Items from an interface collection

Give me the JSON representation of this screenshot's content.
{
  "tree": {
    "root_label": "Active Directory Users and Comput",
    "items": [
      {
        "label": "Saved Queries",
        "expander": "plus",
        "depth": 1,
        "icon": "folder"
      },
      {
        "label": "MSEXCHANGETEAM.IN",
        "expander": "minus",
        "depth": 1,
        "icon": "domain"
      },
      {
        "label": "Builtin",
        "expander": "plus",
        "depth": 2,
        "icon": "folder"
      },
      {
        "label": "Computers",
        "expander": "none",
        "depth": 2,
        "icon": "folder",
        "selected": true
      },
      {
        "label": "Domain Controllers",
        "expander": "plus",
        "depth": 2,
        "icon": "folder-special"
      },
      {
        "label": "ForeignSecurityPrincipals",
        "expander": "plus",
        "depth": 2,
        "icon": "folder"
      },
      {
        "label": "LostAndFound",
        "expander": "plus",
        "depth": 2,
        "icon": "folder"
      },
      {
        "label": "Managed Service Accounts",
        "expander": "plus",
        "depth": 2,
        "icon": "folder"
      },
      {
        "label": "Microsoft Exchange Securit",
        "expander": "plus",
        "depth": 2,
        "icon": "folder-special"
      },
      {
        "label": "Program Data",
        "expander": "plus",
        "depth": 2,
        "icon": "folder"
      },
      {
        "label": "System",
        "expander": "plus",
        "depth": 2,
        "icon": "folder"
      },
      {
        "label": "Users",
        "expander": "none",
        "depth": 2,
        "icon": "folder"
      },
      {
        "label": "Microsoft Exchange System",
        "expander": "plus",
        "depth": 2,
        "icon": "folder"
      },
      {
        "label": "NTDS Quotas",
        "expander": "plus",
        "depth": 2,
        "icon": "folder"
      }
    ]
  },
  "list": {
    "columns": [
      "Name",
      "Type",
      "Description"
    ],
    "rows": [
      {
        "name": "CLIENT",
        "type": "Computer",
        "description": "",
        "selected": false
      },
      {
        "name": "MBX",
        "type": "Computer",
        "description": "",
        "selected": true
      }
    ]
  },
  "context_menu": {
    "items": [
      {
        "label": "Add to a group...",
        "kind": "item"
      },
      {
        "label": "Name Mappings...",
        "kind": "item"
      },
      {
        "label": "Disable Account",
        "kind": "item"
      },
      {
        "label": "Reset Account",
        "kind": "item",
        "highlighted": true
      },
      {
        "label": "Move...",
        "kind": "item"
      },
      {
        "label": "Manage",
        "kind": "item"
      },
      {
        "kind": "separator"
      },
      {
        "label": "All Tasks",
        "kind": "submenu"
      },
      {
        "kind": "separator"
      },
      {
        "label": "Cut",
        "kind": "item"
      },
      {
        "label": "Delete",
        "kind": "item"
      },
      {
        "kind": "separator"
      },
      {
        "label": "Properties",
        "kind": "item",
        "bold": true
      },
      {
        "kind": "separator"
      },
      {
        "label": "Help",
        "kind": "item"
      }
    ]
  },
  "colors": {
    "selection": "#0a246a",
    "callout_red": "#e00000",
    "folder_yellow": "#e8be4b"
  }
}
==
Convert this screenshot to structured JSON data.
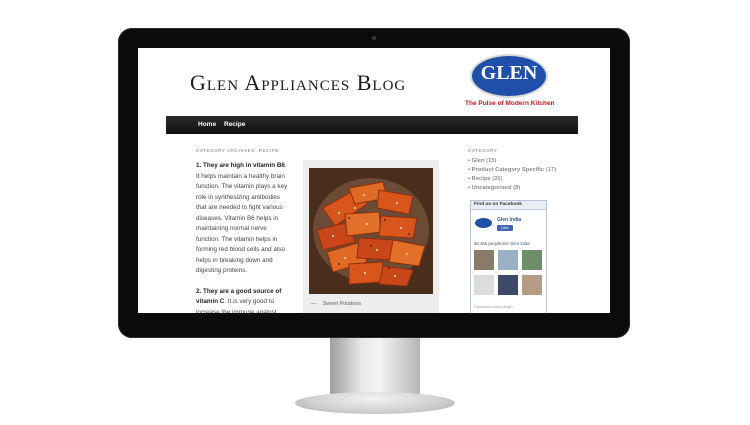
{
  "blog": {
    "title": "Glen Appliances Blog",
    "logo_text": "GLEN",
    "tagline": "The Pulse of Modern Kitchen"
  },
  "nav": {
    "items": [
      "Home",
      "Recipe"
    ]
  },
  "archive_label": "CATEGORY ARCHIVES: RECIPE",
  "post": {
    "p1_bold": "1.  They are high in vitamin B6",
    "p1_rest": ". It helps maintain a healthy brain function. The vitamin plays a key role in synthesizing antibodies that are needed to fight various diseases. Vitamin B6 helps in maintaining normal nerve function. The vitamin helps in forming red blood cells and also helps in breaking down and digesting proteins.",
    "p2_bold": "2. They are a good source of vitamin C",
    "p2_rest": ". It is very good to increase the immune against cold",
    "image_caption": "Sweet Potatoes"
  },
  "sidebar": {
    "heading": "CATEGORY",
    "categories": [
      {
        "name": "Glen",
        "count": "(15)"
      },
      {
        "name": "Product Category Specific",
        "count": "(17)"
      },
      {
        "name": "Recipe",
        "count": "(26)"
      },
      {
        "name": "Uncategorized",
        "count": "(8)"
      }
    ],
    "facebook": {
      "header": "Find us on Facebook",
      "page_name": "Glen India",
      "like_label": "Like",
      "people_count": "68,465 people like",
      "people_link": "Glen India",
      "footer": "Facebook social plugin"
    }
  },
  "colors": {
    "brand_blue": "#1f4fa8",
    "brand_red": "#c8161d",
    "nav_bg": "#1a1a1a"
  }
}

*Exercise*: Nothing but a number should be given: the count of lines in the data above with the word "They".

*Response below*: 2